Cameron meets EU leaders as strain mounts in Europe
Britain's Prime Minister David Cameron held talks with EU leaders in Brussels Friday as Europe's unrelenting debt crisis drives a wedge between countries sharing the euro and those that do not.
Cameron, who this week lashed out at "out-of-touch" EU institutions, met for one hour with European Commission chief Jose Manuel Barroso and later held talks with EU president Herman Van Rompuy for less than 45 minutes.
The British premier was on a whirlwind trip to Brussels and later Berlin to meet with German Chancellor Angela Merkel amid growing friction over how to resolve the euro crisis.
A statement from Barroso's office said the breakfast talks touched on "the most recent economic and political developments" in the European Union, where efforts to fast-track economic union are gathering momentum by the day to contain the crisis.
It added that the two "exchanged views" ahead of an EU summit set for December 9 that may propose fundamental changes in the way the bloc is managed, specifically by stepping up the role of Brussels in enforcing economic discipline among the 17 nations that share the euro.
The proposals could trigger the need for a limited change in the EU's rule-book, the Lisbon treaty, and a commission official confirmed that treaty change was on the menu at the breakfast talks.
Barroso and Cameron agreed on the need for decisive action "to ensure the stability of the euro area as well as fast-tracking measures to stimulate growth and jobs," the statement said.
"They both underlined the central importance of further developing the single market," it added.
Britain, which does not use the euro, is concerned that plans to deepen integration of the 17-nation eurozone will leave the EU's 10 other nations out of the 27-nation bloc's decision-making process.

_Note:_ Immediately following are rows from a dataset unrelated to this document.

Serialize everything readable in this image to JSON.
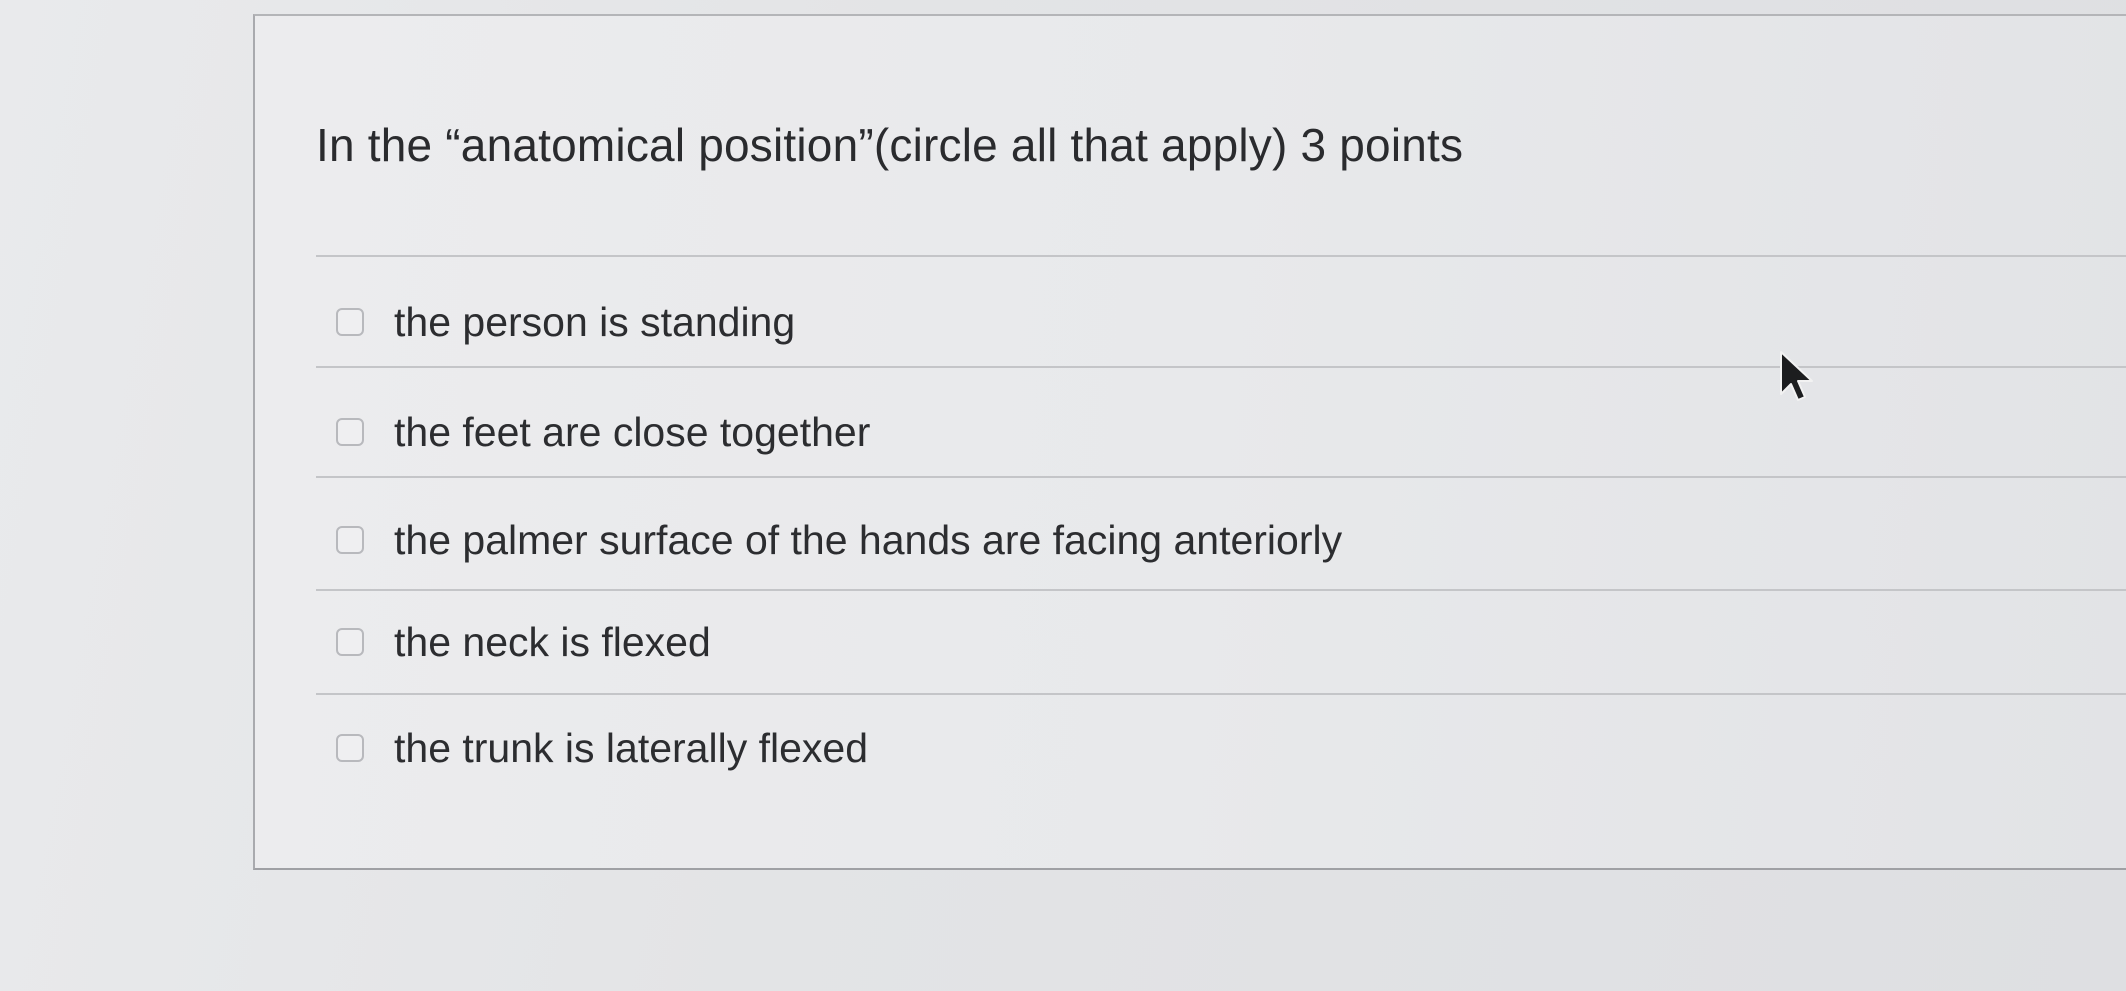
{
  "question": {
    "text": "In the “anatomical position”(circle all that apply) 3 points"
  },
  "answers": [
    {
      "label": "the person is standing",
      "checked": false
    },
    {
      "label": "the feet are close together",
      "checked": false
    },
    {
      "label": "the palmer surface of the hands are facing anteriorly",
      "checked": false
    },
    {
      "label": "the neck is flexed",
      "checked": false
    },
    {
      "label": "the trunk is laterally flexed",
      "checked": false
    }
  ],
  "icons": {
    "checkbox": "checkbox-icon",
    "cursor": "mouse-pointer-icon"
  }
}
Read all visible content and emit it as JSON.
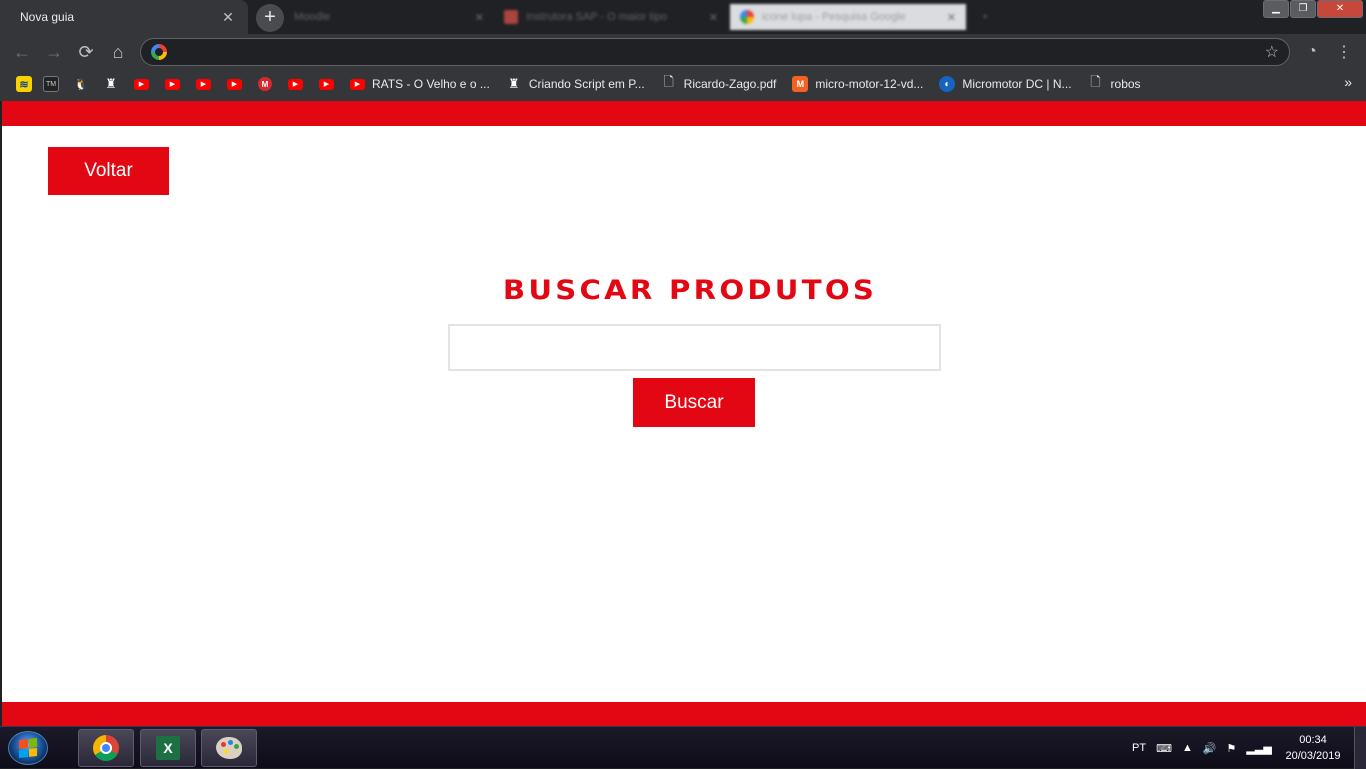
{
  "browser": {
    "active_tab": {
      "title": "Nova guia"
    },
    "background_tabs": [
      {
        "title": "Moodle"
      },
      {
        "title": "Instrutora SAP - O maior tipo"
      },
      {
        "title": "icone lupa - Pesquisa Google"
      }
    ],
    "omnibox": {
      "value": ""
    },
    "bookmarks": [
      {
        "icon": "banco-icon",
        "label": ""
      },
      {
        "icon": "tm-icon",
        "label": ""
      },
      {
        "icon": "penguin-icon",
        "label": ""
      },
      {
        "icon": "spy-icon",
        "label": ""
      },
      {
        "icon": "youtube-icon",
        "label": ""
      },
      {
        "icon": "youtube-icon",
        "label": ""
      },
      {
        "icon": "youtube-icon",
        "label": ""
      },
      {
        "icon": "youtube-icon",
        "label": ""
      },
      {
        "icon": "mega-icon",
        "label": ""
      },
      {
        "icon": "youtube-icon",
        "label": ""
      },
      {
        "icon": "youtube-icon",
        "label": ""
      },
      {
        "icon": "youtube-icon",
        "label": "RATS - O Velho e o ..."
      },
      {
        "icon": "spy-icon",
        "label": "Criando Script em P..."
      },
      {
        "icon": "document-icon",
        "label": "Ricardo-Zago.pdf"
      },
      {
        "icon": "magento-icon",
        "label": "micro-motor-12-vd..."
      },
      {
        "icon": "globe-icon",
        "label": "Micromotor DC | N..."
      },
      {
        "icon": "document-icon",
        "label": "robos"
      }
    ],
    "bookmarks_more": "»"
  },
  "page": {
    "back_button": "Voltar",
    "heading": "BUSCAR PRODUTOS",
    "search": {
      "value": "",
      "placeholder": ""
    },
    "search_button": "Buscar",
    "accent_color": "#e30613"
  },
  "taskbar": {
    "apps": [
      "chrome",
      "excel",
      "paint"
    ],
    "language": "PT",
    "time": "00:34",
    "date": "20/03/2019"
  }
}
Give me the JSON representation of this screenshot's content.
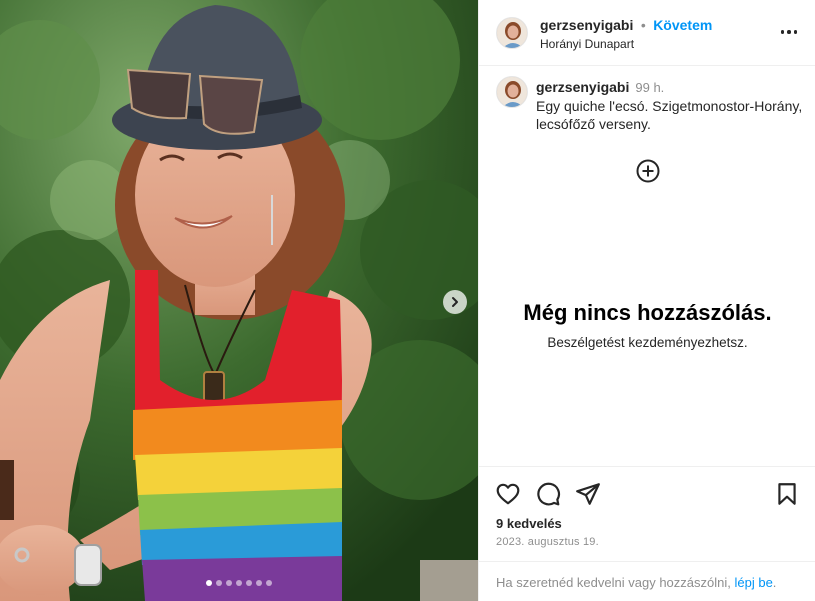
{
  "post": {
    "username": "gerzsenyigabi",
    "follow_label": "Követem",
    "separator": "•",
    "location": "Horányi Dunapart"
  },
  "caption": {
    "username": "gerzsenyigabi",
    "time": "99 h.",
    "text": "Egy quiche l'ecsó. Szigetmonostor-Horány, lecsófőző verseny."
  },
  "comments": {
    "empty_title": "Még nincs hozzászólás.",
    "empty_subtitle": "Beszélgetést kezdeményezhetsz."
  },
  "stats": {
    "likes": "9 kedvelés",
    "date": "2023. augusztus 19."
  },
  "login_prompt": {
    "text": "Ha szeretnéd kedvelni vagy hozzászólni,",
    "link": "lépj be",
    "suffix": "."
  },
  "carousel": {
    "slide_count": 7,
    "active_index": 0
  },
  "icons": {
    "like": "heart-icon",
    "comment": "comment-icon",
    "share": "share-icon",
    "save": "bookmark-icon",
    "add_comment": "plus-circle-icon",
    "more": "more-options-icon",
    "next": "chevron-right-icon"
  },
  "colors": {
    "link": "#0095f6",
    "text": "#262626",
    "muted": "#8e8e8e",
    "divider": "#efefef"
  }
}
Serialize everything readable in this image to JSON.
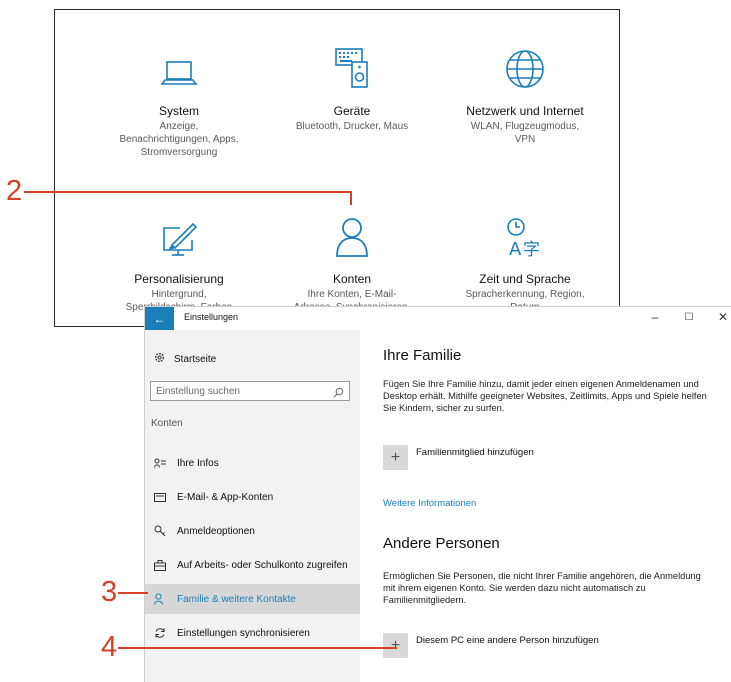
{
  "top_panel": {
    "tiles": [
      {
        "name": "System",
        "desc": "Anzeige,\nBenachrichtigungen, Apps,\nStromversorgung",
        "icon": "laptop-icon"
      },
      {
        "name": "Geräte",
        "desc": "Bluetooth, Drucker, Maus",
        "icon": "keyboard-speaker-icon"
      },
      {
        "name": "Netzwerk und Internet",
        "desc": "WLAN, Flugzeugmodus,\nVPN",
        "icon": "globe-icon"
      },
      {
        "name": "Personalisierung",
        "desc": "Hintergrund,\nSperrbildschirm, Farben",
        "icon": "paint-monitor-icon"
      },
      {
        "name": "Konten",
        "desc": "Ihre Konten, E-Mail-\nAdresse, Synchronisieren,",
        "icon": "person-icon"
      },
      {
        "name": "Zeit und Sprache",
        "desc": "Spracherkennung, Region,\nDatum",
        "icon": "time-language-icon"
      }
    ]
  },
  "callouts": {
    "two": "2",
    "three": "3",
    "four": "4"
  },
  "window": {
    "title": "Einstellungen",
    "back": "←",
    "minimize": "–",
    "maximize": "☐",
    "close": "✕",
    "accent": "#1a7fb9"
  },
  "sidebar": {
    "home": "Startseite",
    "search_placeholder": "Einstellung suchen",
    "section": "Konten",
    "items": [
      {
        "label": "Ihre Infos",
        "icon": "person-info-icon"
      },
      {
        "label": "E-Mail- & App-Konten",
        "icon": "mail-icon"
      },
      {
        "label": "Anmeldeoptionen",
        "icon": "key-icon"
      },
      {
        "label": "Auf Arbeits- oder Schulkonto zugreifen",
        "icon": "briefcase-icon"
      },
      {
        "label": "Familie & weitere Kontakte",
        "icon": "family-icon",
        "active": true
      },
      {
        "label": "Einstellungen synchronisieren",
        "icon": "sync-icon"
      }
    ]
  },
  "content": {
    "family_title": "Ihre Familie",
    "family_text": "Fügen Sie Ihre Familie hinzu, damit jeder einen eigenen Anmeldenamen und Desktop erhält. Mithilfe geeigneter Websites, Zeitlimits, Apps und Spiele helfen Sie Kindern, sicher zu surfen.",
    "add_family": "Familienmitglied hinzufügen",
    "more_info": "Weitere Informationen",
    "others_title": "Andere Personen",
    "others_text": "Ermöglichen Sie Personen, die nicht Ihrer Familie angehören, die Anmeldung mit ihrem eigenen Konto. Sie werden dazu nicht automatisch zu Familienmitgliedern.",
    "add_other": "Diesem PC eine andere Person hinzufügen",
    "plus": "+"
  }
}
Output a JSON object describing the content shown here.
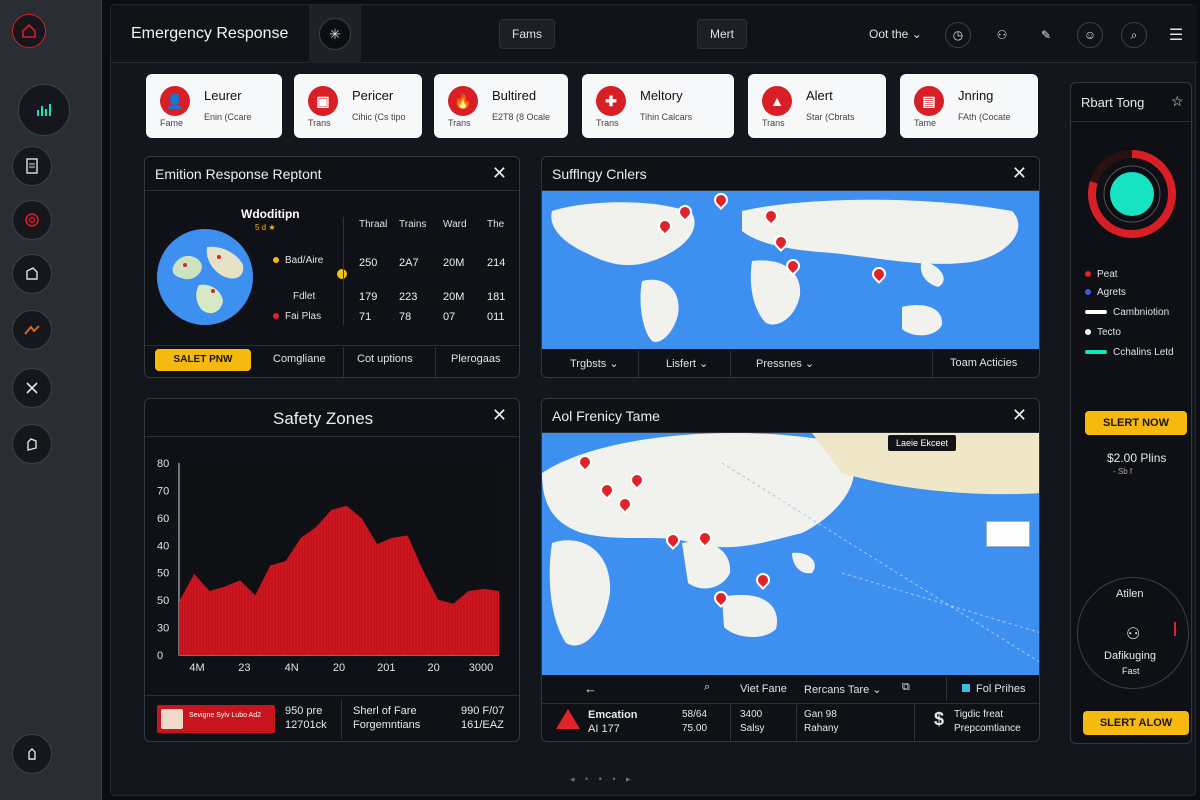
{
  "app": {
    "title": "Emergency Response"
  },
  "topbar": {
    "btn1": "Fams",
    "btn2": "Mert",
    "dropdown": "Oot the",
    "icons": [
      "chat-icon",
      "users-icon",
      "pen-icon",
      "user-icon",
      "search-icon",
      "menu-icon"
    ]
  },
  "rail": {
    "items": [
      "home-icon",
      "chart-icon",
      "document-icon",
      "target-icon",
      "edit-icon",
      "trend-icon",
      "close-icon",
      "hand-icon",
      "settings-icon"
    ]
  },
  "cards": [
    {
      "title": "Leurer",
      "sub1": "Fame",
      "sub2": "Enin (Ccare",
      "icon": "person-icon"
    },
    {
      "title": "Pericer",
      "sub1": "Trans",
      "sub2": "Cihic (Cs tipo",
      "icon": "alert-box-icon"
    },
    {
      "title": "Bultired",
      "sub1": "Trans",
      "sub2": "E2T8 (8 Ocale",
      "icon": "fire-icon"
    },
    {
      "title": "Meltory",
      "sub1": "Trans",
      "sub2": "Tihin Calcars",
      "icon": "medical-icon"
    },
    {
      "title": "Alert",
      "sub1": "Trans",
      "sub2": "Star (Cbrats",
      "icon": "warning-icon"
    },
    {
      "title": "Jnring",
      "sub1": "Tame",
      "sub2": "FAth (Cocate",
      "icon": "clipboard-icon"
    }
  ],
  "report": {
    "title": "Emition Response Reptont",
    "globe_title": "Wdoditipn",
    "globe_sub": "5 d ★",
    "legend": [
      "Bad/Aire",
      "Fdlet",
      "Fai Plas"
    ],
    "columns": [
      "Thraal",
      "Trains",
      "Ward",
      "The"
    ],
    "rows": [
      [
        "250",
        "2A7",
        "20M",
        "214"
      ],
      [
        "179",
        "223",
        "20M",
        "181"
      ],
      [
        "71",
        "78",
        "07",
        "011"
      ]
    ],
    "tabs": [
      "SALET PNW",
      "Comgliane",
      "Cot uptions",
      "Plerogaas"
    ]
  },
  "map1": {
    "title": "Sufflngy Cnlers",
    "tabs": [
      "Trgbsts",
      "Lisfert",
      "Pressnes",
      "Toam Acticies"
    ]
  },
  "safety": {
    "title": "Safety Zones",
    "y_ticks": [
      "80",
      "70",
      "60",
      "40",
      "50",
      "50",
      "30",
      "0"
    ],
    "x_ticks": [
      "4M",
      "23",
      "4N",
      "20",
      "201",
      "20",
      "3000"
    ],
    "footer": {
      "badge_text": "Sevigne Sylv Lubo Ad2",
      "col1_a": "950 pre",
      "col1_b": "12701ck",
      "col2_a": "Sherl of Fare",
      "col2_b": "Forgemntians",
      "col3_a": "990 F/07",
      "col3_b": "161/EAZ"
    }
  },
  "chart_data": {
    "type": "area",
    "title": "Safety Zones",
    "xlabel": "",
    "ylabel": "",
    "x": [
      "4M",
      "23",
      "4N",
      "20",
      "201",
      "20",
      "3000"
    ],
    "series": [
      {
        "values": [
          25,
          38,
          30,
          32,
          35,
          28,
          42,
          44,
          55,
          60,
          68,
          70,
          64,
          52,
          55,
          56,
          40,
          26,
          24,
          30,
          31,
          30
        ]
      }
    ],
    "ylim": [
      0,
      90
    ],
    "grid": false,
    "color": "#d0161f"
  },
  "map2": {
    "title": "Aol Frenicy Tame",
    "popup": "Laeie Ekceet",
    "toolbar": [
      "Viet Fane",
      "Rercans Tare",
      "Fol Prihes"
    ],
    "footer": {
      "col1_a": "Emcation",
      "col1_b": "AI 177",
      "col2_a": "58/64",
      "col2_b": "75.00",
      "col3_a": "3400",
      "col3_b": "Salsy",
      "col4_a": "Gan 98",
      "col4_b": "Rahany",
      "col5_a": "Tigdic freat",
      "col5_b": "Prepcomtiance"
    }
  },
  "right": {
    "title": "Rbart Tong",
    "legend": [
      {
        "label": "Peat",
        "color": "#e0232b"
      },
      {
        "label": "Agrets",
        "color": "#3b5bdb"
      },
      {
        "label": "Cambniotion",
        "color": "#ffffff"
      },
      {
        "label": "Tecto",
        "color": "#ffffff"
      },
      {
        "label": "Cchalins Letd",
        "color": "#17e3c3"
      }
    ],
    "btn1": "SLERT NOW",
    "price": "$2.00 Plins",
    "price_sub": "- Sb f",
    "circle_title": "Atilen",
    "circle_label": "Dafikuging",
    "circle_sub": "Fast",
    "btn2": "SLERT ALOW"
  }
}
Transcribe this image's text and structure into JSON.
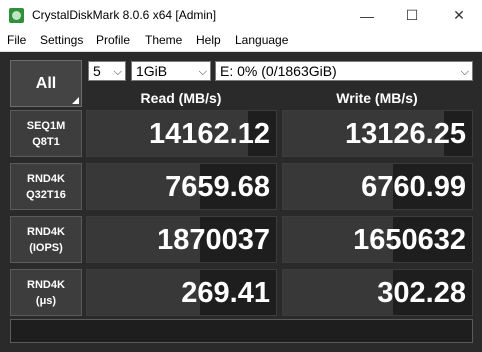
{
  "window": {
    "title": "CrystalDiskMark 8.0.6 x64 [Admin]",
    "minimize_glyph": "—",
    "maximize_glyph": "☐",
    "close_glyph": "✕"
  },
  "menu": [
    "File",
    "Settings",
    "Profile",
    "Theme",
    "Help",
    "Language"
  ],
  "controls": {
    "all_label": "All",
    "count": "5",
    "size": "1GiB",
    "drive": "E: 0% (0/1863GiB)",
    "dropdown_arrow": "⌵"
  },
  "headers": {
    "read": "Read (MB/s)",
    "write": "Write (MB/s)"
  },
  "tests": [
    {
      "line1": "SEQ1M",
      "line2": "Q8T1",
      "read": "14162.12",
      "write": "13126.25",
      "read_fill": 0.85,
      "write_fill": 0.85
    },
    {
      "line1": "RND4K",
      "line2": "Q32T16",
      "read": "7659.68",
      "write": "6760.99",
      "read_fill": 0.6,
      "write_fill": 0.58
    },
    {
      "line1": "RND4K",
      "line2": "(IOPS)",
      "read": "1870037",
      "write": "1650632",
      "read_fill": 0.6,
      "write_fill": 0.58
    },
    {
      "line1": "RND4K",
      "line2": "(μs)",
      "read": "269.41",
      "write": "302.28",
      "read_fill": 0.6,
      "write_fill": 0.58
    }
  ],
  "status": "",
  "colors": {
    "background": "#2b2b2b",
    "panel": "#1e1e1e",
    "text": "#ffffff",
    "bar_fill": "#383838"
  }
}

London is particularly concerned about being shut out of decisions affecting the single market.
Cameron made no statements during his Brussels visit.
© 2011 AFP